§ **Excerpted records**
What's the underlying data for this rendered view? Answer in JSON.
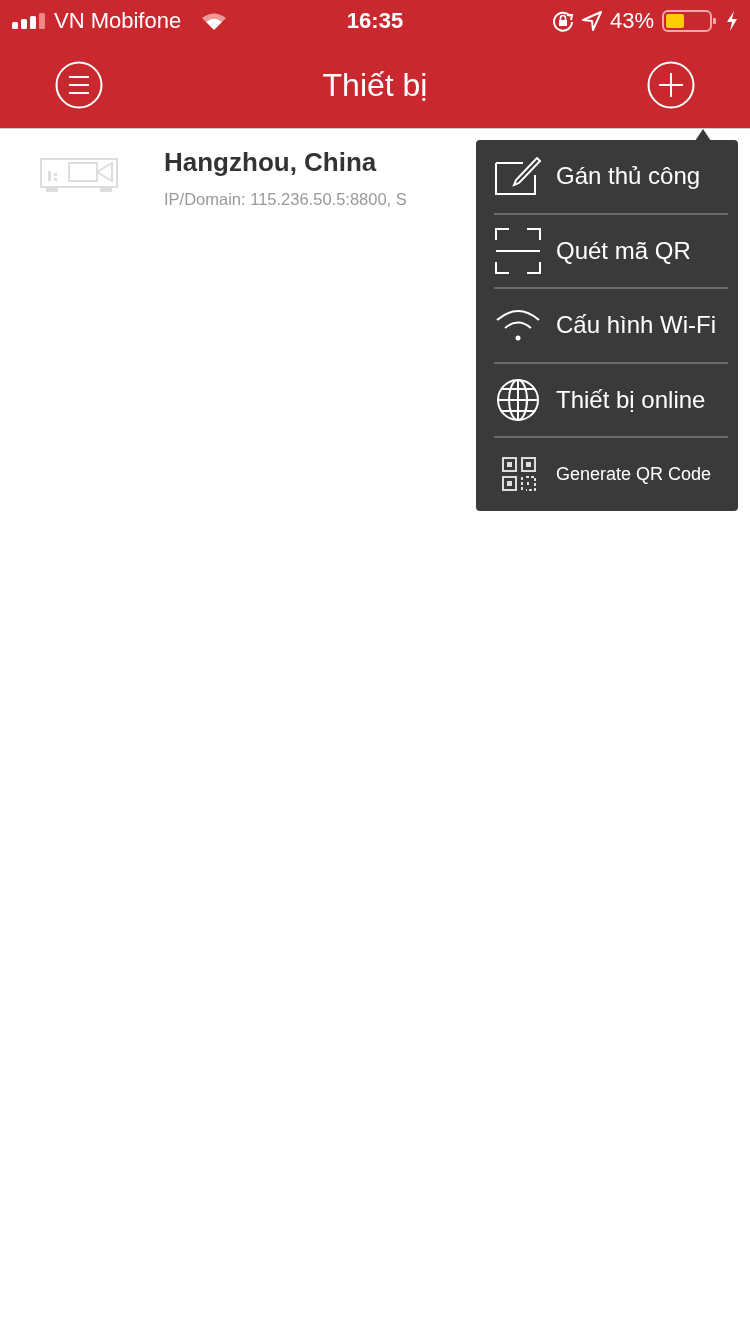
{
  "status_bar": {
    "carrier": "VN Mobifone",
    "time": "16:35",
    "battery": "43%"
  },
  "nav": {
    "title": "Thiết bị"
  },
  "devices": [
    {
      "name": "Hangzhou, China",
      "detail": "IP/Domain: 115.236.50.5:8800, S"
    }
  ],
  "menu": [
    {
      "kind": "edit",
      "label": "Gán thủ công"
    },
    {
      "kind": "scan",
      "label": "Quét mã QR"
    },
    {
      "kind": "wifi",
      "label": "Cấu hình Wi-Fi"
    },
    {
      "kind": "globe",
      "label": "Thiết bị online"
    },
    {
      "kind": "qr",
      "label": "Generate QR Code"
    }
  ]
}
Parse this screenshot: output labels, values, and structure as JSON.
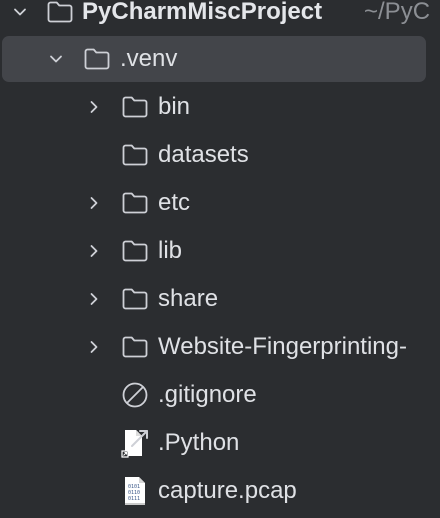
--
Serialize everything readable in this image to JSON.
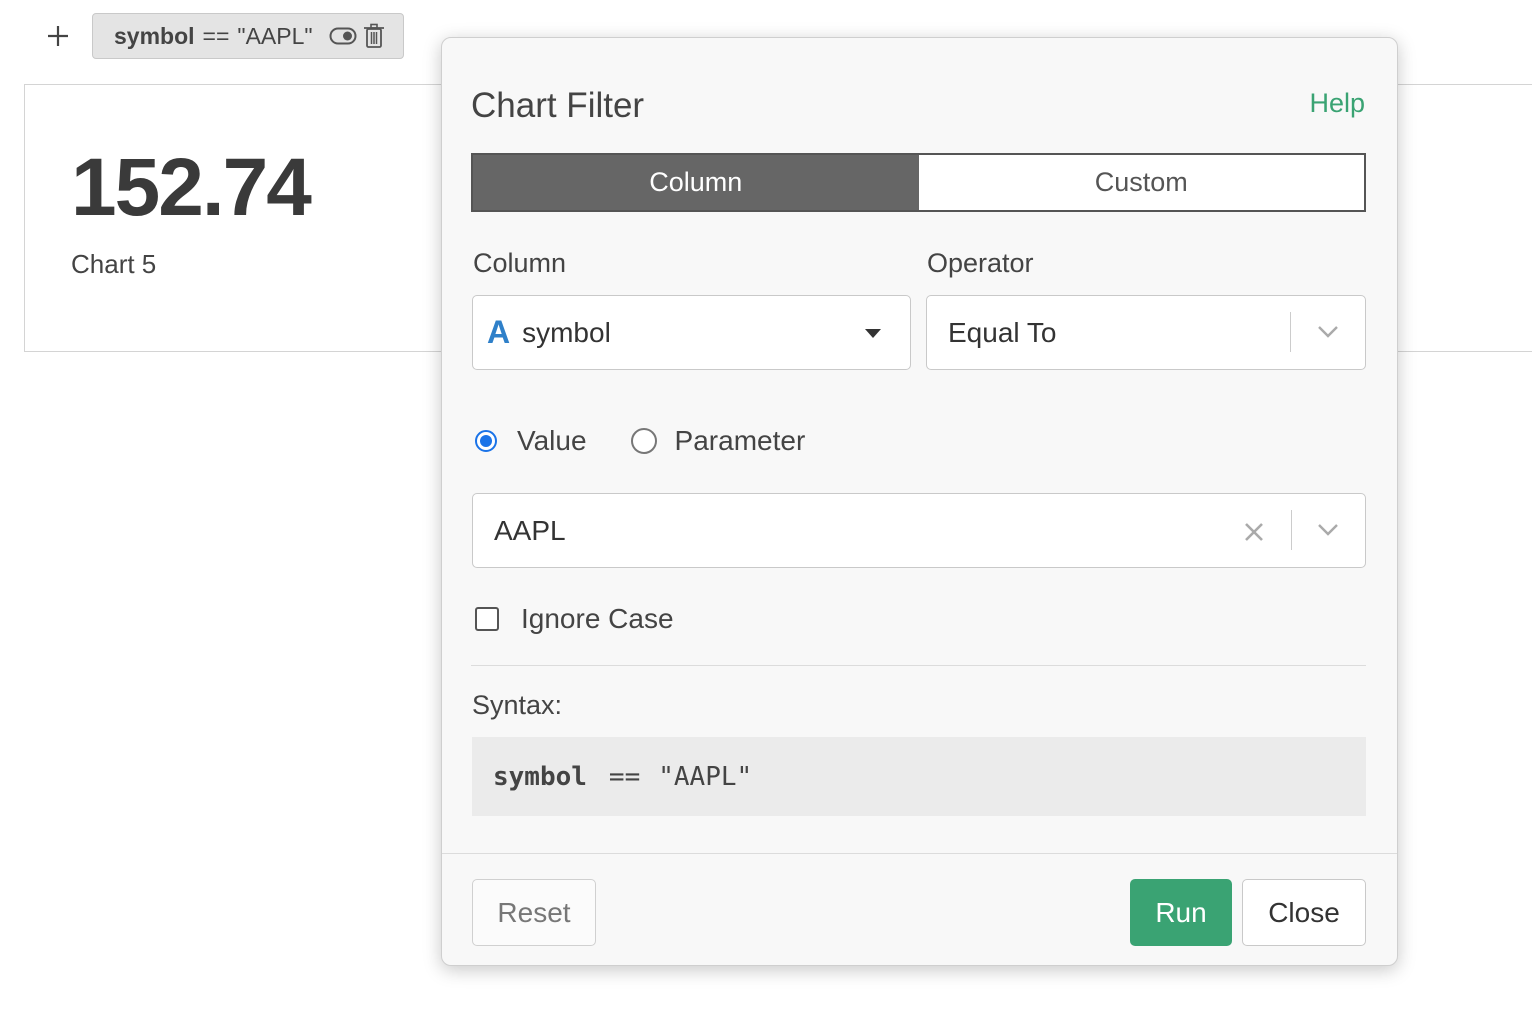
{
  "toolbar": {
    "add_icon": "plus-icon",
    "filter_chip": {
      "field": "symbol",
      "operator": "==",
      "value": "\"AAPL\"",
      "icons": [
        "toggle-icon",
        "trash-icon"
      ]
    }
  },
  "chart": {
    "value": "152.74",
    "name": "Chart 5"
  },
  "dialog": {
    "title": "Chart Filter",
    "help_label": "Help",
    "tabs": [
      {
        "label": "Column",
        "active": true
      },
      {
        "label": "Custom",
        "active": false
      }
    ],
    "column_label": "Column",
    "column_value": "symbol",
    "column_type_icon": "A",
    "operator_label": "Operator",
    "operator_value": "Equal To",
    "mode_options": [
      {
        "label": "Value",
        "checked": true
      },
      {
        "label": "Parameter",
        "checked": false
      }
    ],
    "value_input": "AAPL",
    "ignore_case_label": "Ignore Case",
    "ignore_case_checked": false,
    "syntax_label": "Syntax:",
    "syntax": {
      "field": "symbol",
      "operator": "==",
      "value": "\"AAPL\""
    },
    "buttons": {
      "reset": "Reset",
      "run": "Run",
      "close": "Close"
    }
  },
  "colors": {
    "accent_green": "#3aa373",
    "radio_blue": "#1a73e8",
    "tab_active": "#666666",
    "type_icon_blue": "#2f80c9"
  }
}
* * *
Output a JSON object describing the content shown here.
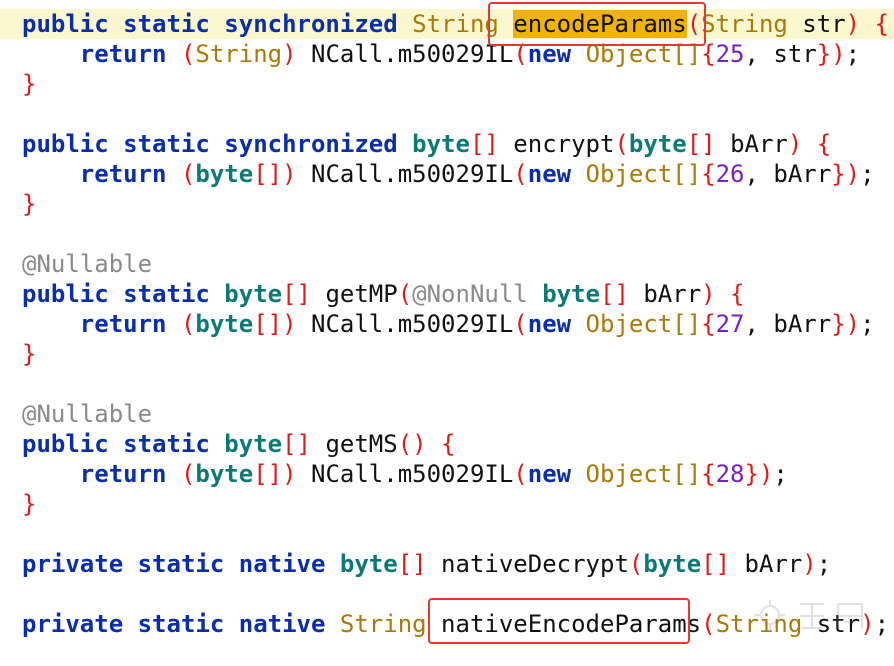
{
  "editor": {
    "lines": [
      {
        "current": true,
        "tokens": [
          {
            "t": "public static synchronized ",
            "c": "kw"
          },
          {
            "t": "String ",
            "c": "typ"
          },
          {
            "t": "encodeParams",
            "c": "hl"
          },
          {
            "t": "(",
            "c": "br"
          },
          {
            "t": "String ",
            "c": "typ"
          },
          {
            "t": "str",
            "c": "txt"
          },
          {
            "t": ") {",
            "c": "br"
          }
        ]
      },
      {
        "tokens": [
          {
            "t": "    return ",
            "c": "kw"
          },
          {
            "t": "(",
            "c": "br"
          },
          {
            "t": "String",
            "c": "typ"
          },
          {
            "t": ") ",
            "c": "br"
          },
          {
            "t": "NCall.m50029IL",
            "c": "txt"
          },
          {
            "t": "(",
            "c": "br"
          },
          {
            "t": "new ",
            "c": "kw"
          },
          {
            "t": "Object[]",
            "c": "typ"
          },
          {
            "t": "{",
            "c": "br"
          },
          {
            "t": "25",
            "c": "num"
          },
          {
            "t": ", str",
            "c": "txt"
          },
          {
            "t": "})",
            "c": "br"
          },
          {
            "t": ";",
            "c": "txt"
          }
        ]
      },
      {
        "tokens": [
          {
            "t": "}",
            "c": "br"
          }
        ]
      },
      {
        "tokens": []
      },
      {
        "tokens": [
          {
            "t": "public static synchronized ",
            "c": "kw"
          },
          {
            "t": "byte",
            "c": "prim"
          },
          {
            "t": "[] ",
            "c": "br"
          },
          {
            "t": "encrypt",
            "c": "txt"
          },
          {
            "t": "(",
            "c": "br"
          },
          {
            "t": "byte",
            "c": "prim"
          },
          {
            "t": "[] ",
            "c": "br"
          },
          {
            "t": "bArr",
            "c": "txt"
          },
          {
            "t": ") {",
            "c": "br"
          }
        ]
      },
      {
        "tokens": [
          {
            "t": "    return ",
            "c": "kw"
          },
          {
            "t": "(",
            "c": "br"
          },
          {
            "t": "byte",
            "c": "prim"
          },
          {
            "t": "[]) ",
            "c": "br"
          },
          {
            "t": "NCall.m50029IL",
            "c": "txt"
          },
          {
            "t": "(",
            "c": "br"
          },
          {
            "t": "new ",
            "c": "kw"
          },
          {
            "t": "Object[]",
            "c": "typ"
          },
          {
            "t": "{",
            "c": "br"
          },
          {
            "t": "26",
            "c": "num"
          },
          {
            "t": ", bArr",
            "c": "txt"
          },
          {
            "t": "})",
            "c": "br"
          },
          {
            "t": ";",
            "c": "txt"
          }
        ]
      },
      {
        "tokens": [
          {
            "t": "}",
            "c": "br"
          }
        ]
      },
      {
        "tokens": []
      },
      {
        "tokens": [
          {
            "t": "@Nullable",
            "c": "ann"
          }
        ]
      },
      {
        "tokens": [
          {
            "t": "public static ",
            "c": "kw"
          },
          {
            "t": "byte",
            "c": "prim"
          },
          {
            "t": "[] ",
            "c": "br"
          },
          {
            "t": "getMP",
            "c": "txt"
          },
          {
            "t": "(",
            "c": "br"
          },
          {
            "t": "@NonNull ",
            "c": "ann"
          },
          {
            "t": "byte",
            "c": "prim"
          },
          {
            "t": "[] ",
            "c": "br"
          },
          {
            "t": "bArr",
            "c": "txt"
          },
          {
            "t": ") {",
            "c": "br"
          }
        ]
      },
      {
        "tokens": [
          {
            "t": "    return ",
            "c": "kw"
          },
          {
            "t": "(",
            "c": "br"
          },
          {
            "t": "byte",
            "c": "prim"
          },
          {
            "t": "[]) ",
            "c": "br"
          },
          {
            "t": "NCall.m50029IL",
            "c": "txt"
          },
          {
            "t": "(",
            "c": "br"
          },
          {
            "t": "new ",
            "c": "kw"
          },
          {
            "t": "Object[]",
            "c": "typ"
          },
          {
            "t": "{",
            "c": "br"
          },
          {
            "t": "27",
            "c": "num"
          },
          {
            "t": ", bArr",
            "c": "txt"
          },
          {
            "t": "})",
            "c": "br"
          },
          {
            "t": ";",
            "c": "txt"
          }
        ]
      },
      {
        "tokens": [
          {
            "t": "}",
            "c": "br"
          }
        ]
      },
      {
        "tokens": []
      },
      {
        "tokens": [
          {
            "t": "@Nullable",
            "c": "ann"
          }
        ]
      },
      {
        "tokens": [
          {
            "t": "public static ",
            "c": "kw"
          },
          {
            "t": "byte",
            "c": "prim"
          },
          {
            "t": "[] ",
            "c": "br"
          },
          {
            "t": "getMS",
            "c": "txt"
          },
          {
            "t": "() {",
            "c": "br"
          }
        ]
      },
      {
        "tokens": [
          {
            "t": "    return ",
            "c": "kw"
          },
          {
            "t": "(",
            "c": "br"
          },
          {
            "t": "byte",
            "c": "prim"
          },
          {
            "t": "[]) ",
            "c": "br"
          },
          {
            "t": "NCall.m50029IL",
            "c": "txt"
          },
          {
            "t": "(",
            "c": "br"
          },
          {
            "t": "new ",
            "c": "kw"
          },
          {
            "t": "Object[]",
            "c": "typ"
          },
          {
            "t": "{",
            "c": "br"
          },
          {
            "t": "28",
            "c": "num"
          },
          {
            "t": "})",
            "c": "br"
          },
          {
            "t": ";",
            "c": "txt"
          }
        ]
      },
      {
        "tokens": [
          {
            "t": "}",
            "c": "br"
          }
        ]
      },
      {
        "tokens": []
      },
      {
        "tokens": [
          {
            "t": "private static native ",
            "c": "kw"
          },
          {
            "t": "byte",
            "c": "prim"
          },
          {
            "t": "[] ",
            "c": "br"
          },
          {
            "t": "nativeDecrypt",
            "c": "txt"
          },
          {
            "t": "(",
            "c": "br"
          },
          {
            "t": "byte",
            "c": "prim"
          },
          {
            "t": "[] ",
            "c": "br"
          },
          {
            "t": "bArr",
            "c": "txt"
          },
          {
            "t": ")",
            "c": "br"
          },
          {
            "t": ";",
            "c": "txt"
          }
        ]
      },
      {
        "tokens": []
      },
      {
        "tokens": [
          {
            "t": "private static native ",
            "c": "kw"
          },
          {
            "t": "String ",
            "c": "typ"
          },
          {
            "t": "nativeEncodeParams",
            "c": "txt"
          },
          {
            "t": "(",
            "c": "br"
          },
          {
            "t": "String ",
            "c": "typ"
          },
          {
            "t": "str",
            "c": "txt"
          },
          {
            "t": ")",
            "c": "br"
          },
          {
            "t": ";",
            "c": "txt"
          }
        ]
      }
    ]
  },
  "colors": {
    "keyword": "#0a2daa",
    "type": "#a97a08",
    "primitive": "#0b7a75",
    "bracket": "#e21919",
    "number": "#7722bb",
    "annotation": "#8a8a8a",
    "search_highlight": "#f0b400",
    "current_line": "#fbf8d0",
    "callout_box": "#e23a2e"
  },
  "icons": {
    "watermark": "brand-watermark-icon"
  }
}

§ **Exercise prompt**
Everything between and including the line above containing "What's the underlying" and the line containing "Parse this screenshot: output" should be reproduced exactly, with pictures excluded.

§ **Task solution**
What's the underlying data for this rendered view? Answer in JSON.
{
  "status_bar": {
    "carrier": "VN Mobifone",
    "time": "16:35",
    "battery": "43%"
  },
  "nav": {
    "title": "Thiết bị"
  },
  "devices": [
    {
      "name": "Hangzhou, China",
      "detail": "IP/Domain: 115.236.50.5:8800, S"
    }
  ],
  "menu": [
    {
      "kind": "edit",
      "label": "Gán thủ công"
    },
    {
      "kind": "scan",
      "label": "Quét mã QR"
    },
    {
      "kind": "wifi",
      "label": "Cấu hình Wi-Fi"
    },
    {
      "kind": "globe",
      "label": "Thiết bị online"
    },
    {
      "kind": "qr",
      "label": "Generate QR Code"
    }
  ]
}
Parse this screenshot: output labels, values, and structure as JSON.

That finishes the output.